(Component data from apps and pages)
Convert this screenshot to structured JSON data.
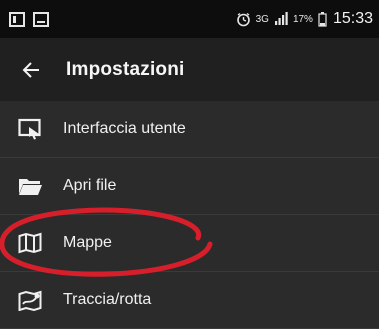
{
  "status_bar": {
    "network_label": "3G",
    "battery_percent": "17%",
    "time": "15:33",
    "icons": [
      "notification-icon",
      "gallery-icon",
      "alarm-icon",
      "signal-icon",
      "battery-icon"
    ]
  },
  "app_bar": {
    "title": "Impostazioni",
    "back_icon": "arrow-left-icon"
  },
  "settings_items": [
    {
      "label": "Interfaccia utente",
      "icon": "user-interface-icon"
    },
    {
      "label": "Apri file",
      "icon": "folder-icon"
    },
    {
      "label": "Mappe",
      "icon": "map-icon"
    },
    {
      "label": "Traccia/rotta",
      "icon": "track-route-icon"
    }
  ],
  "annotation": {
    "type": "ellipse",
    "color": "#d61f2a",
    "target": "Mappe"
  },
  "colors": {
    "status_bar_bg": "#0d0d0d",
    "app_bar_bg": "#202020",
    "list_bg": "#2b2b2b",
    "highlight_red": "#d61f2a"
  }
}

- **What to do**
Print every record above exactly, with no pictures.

- **Solution**
Convert this screenshot to structured JSON data.
{
  "status_bar": {
    "network_label": "3G",
    "battery_percent": "17%",
    "time": "15:33",
    "icons": [
      "notification-icon",
      "gallery-icon",
      "alarm-icon",
      "signal-icon",
      "battery-icon"
    ]
  },
  "app_bar": {
    "title": "Impostazioni",
    "back_icon": "arrow-left-icon"
  },
  "settings_items": [
    {
      "label": "Interfaccia utente",
      "icon": "user-interface-icon"
    },
    {
      "label": "Apri file",
      "icon": "folder-icon"
    },
    {
      "label": "Mappe",
      "icon": "map-icon"
    },
    {
      "label": "Traccia/rotta",
      "icon": "track-route-icon"
    }
  ],
  "annotation": {
    "type": "ellipse",
    "color": "#d61f2a",
    "target": "Mappe"
  },
  "colors": {
    "status_bar_bg": "#0d0d0d",
    "app_bar_bg": "#202020",
    "list_bg": "#2b2b2b",
    "highlight_red": "#d61f2a"
  }
}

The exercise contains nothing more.